Over at Literary Hub, Emily Temple offers a “reading list for resistance”, a list of 25 Works of Fiction and Poetry for Anger and Action.
Included are The Handmaid’s Tale by Margaret Atwood:
This is the book women will be whispering about to one another in Trump’s America-an all-too-real vision of our country under a totalitarian theocracy where women are stripped of their rights and kept around only as breeders or servants.
The Dispossessed by Ursula K. Le Guin:
There was a wall. It did not look important. It was built of uncut rocks roughly mortared. An adult could look right over it, and even a child could climb it. Where it crossed the roadway, instead of having a gate it degenerated into mere geometry, a line, an idea of boundary. But the idea was real.
And of course, George Orwell’s 1984:
To know and not to know, to be conscious of complete truthfulness while telling carefully constructed lies, to hold simultaneously two opinions which cancelled out, knowing them to be contradictory and believing in both of them, to use logic against logic…
1984 was my favorite book for a long time — I first read it when I was about 10 years old and reread it every year or two well into my 20s. I haven’t read it in more than 10 years…perhaps it’s time for another go.
A new series of George Orwell’s books are being published by Penguin and this is the cover for 1984:
Cover design by David Pearson…more covers from the same series here. (via @torrez)
Published just a few days after what would become George Orwell’s most well-known novel in 1949, here’s what the New York Times had to say about Nineteen Eighty-Four.
In the excesses of satire one may take a certain comfort. They provide a distance from the human condition as we meet it in our daily life that preserves our habitual refuge in sloth or blindness or self-righteousness. Mr. Orwell’s earlier book, Animal Farm, is such a work. Its characters are animals, and its content is therefore fabulous, and its horror, shading into comedy, remains in the generalized realm of intellect, from which our feelings need fear no onslaught. But ”Nineteen Eighty-four” is a work of pure horror, and its horror is crushingly immediate.

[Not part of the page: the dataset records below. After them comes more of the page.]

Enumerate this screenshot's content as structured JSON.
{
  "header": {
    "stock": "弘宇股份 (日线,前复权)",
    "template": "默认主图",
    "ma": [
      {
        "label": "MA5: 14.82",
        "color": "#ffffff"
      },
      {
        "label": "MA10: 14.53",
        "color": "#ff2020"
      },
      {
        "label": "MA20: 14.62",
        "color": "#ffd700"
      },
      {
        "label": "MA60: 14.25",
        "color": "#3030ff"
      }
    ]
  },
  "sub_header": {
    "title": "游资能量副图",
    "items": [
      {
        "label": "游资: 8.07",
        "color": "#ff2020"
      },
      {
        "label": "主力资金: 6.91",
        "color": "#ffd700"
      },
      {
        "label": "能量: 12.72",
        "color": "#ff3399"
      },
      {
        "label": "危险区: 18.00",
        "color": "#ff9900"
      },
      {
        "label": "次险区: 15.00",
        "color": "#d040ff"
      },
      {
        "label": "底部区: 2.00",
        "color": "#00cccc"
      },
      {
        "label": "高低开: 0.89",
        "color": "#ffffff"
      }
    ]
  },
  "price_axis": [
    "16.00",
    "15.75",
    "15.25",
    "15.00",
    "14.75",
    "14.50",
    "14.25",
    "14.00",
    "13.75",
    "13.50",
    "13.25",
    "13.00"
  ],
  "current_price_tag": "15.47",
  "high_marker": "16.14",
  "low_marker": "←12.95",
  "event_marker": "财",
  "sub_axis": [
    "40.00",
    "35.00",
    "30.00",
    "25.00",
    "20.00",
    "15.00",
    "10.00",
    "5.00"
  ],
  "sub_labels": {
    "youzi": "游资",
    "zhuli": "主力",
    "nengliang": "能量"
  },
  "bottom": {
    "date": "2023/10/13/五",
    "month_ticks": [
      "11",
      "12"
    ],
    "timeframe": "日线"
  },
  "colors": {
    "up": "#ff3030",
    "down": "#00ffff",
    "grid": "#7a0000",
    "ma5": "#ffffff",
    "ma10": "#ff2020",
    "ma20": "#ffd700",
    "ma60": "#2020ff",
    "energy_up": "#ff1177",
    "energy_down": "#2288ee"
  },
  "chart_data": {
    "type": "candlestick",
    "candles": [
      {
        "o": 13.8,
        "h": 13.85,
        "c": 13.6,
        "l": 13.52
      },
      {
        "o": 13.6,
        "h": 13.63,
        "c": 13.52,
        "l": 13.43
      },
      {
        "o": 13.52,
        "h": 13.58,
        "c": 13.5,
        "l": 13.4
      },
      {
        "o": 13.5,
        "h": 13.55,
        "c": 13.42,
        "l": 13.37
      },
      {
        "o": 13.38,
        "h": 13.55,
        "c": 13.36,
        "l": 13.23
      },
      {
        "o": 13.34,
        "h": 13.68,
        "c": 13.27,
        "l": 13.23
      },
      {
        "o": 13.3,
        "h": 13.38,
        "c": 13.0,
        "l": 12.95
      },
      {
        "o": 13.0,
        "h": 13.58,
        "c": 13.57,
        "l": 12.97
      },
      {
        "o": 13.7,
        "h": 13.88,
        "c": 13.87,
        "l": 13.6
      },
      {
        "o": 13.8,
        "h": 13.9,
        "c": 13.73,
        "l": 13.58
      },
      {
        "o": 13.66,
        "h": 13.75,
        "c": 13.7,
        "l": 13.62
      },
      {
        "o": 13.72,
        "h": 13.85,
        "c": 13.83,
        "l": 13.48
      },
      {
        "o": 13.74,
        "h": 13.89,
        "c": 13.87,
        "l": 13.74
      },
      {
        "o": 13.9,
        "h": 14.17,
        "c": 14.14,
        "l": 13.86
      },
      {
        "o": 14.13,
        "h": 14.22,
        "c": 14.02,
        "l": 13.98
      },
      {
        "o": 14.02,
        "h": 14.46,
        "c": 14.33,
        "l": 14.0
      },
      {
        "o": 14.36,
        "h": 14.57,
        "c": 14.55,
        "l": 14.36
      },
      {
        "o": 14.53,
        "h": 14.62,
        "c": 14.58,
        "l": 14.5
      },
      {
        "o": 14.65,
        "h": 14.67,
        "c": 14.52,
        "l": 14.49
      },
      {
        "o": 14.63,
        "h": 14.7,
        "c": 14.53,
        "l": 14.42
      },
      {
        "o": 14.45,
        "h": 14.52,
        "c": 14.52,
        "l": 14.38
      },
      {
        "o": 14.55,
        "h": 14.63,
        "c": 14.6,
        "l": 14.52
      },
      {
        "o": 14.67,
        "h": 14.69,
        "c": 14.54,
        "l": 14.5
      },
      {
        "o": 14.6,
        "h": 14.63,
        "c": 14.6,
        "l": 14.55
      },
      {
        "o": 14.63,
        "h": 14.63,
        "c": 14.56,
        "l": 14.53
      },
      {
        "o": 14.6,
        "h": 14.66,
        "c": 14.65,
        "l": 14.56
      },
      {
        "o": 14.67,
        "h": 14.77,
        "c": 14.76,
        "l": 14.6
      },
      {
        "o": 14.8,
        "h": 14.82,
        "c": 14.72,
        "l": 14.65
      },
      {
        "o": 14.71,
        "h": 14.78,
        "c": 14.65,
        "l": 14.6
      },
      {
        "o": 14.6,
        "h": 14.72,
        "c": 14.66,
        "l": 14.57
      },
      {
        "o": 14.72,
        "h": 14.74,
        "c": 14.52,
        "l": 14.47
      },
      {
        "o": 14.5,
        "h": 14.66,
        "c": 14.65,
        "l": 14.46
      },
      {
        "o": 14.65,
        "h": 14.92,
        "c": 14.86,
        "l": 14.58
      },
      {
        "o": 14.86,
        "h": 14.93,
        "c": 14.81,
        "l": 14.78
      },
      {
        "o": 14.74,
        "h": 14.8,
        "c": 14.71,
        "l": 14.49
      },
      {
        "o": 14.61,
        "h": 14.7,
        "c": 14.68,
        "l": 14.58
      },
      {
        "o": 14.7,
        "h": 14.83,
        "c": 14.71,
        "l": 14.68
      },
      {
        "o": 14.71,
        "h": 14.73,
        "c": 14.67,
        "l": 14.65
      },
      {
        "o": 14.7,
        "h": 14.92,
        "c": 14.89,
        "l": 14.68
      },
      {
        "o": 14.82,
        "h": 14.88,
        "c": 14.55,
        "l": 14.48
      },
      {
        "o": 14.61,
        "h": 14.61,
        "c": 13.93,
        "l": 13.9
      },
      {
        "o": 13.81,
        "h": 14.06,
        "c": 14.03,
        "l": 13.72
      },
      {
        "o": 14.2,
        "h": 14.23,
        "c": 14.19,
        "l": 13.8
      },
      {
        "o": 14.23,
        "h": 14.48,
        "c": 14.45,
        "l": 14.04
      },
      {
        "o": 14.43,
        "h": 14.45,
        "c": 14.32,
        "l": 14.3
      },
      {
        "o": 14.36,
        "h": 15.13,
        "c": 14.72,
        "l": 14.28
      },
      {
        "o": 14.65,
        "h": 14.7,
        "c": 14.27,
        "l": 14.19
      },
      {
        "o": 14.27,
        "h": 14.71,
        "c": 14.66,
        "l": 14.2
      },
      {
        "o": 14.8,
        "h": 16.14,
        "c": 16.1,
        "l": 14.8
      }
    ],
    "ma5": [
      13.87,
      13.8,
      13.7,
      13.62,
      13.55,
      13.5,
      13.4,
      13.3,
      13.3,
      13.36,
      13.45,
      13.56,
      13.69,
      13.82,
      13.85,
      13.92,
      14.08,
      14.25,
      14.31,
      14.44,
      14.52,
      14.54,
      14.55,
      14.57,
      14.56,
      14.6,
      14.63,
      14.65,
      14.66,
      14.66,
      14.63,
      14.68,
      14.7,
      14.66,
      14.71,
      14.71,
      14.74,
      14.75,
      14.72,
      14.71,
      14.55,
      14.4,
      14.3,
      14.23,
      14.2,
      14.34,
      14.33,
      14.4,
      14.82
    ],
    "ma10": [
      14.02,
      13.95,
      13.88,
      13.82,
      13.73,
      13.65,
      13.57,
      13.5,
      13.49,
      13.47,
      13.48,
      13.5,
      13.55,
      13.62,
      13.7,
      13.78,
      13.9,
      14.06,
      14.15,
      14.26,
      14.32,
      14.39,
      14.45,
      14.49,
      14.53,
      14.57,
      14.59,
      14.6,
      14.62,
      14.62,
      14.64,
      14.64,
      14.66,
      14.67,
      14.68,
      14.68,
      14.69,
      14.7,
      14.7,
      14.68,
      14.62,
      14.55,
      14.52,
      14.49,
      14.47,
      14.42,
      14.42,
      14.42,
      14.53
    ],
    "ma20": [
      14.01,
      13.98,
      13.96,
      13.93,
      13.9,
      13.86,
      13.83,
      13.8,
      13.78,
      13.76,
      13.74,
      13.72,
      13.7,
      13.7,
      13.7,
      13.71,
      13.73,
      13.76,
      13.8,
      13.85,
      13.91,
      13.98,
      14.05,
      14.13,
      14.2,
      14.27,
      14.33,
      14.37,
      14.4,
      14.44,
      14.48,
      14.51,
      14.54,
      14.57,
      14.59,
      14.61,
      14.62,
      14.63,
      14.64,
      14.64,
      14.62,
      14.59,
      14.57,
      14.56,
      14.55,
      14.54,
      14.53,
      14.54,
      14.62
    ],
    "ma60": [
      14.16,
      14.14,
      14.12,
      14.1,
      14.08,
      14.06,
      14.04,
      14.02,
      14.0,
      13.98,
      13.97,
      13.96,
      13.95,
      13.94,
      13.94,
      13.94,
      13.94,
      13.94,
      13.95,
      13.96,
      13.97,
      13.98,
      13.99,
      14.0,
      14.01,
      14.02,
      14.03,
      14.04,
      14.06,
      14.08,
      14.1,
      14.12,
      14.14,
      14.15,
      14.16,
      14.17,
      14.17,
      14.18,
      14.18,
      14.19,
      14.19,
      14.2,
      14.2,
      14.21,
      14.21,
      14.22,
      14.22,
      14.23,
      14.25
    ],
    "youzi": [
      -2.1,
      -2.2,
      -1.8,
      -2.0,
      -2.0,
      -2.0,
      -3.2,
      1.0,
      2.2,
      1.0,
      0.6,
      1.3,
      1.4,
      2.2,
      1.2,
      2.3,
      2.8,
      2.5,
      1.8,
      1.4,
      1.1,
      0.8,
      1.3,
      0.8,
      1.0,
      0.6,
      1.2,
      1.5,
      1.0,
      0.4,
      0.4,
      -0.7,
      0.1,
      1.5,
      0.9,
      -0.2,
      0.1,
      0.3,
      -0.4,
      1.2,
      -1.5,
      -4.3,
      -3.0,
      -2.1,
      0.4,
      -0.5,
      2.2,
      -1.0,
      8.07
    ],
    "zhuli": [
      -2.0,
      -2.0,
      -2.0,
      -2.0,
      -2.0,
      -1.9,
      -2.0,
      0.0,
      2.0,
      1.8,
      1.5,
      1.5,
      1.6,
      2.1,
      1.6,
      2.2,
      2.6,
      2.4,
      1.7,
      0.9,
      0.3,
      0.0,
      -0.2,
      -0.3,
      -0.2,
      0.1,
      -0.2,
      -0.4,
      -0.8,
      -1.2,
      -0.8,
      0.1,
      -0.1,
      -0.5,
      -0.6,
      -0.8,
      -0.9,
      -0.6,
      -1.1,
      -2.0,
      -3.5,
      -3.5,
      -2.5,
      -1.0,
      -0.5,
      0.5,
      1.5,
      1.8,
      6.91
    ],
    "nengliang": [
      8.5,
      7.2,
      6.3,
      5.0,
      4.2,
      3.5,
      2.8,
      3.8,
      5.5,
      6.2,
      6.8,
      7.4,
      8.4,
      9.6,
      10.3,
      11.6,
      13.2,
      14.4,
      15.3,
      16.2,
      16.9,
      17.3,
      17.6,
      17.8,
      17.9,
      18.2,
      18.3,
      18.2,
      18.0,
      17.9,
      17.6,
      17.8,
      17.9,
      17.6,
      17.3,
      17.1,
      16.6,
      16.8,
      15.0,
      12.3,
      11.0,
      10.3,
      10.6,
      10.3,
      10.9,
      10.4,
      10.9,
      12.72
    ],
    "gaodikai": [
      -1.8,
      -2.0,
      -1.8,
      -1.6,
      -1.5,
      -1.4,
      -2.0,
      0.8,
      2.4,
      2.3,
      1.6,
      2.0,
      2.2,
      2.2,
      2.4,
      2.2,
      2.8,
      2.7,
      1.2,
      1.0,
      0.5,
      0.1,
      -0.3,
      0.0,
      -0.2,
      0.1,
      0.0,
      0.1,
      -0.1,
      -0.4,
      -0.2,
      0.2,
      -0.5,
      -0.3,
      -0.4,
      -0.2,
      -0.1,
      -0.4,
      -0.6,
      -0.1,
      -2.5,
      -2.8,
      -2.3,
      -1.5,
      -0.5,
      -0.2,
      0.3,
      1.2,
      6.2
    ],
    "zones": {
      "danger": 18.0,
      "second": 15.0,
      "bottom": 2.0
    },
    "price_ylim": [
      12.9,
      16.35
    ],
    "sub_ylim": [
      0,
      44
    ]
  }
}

In a re-read of Orwell’s Animal Farm, Christopher Hitchens notices that there’s no Lenin pig.
The social forces represented by different animals are easily recognisable — Boxer the noble horse as the embodiment of the working class, Moses the raven as the Russian Orthodox church — as are the identifiable individuals played by different pigs. The rivalry between Napoleon (Stalin) and Snowball (Trotsky) ends with Snowball’s exile and the subsequent attempt to erase him from the memory of the farm. Stalin had the exiled Trotsky murdered in Mexico less than three years before Orwell began work on the book.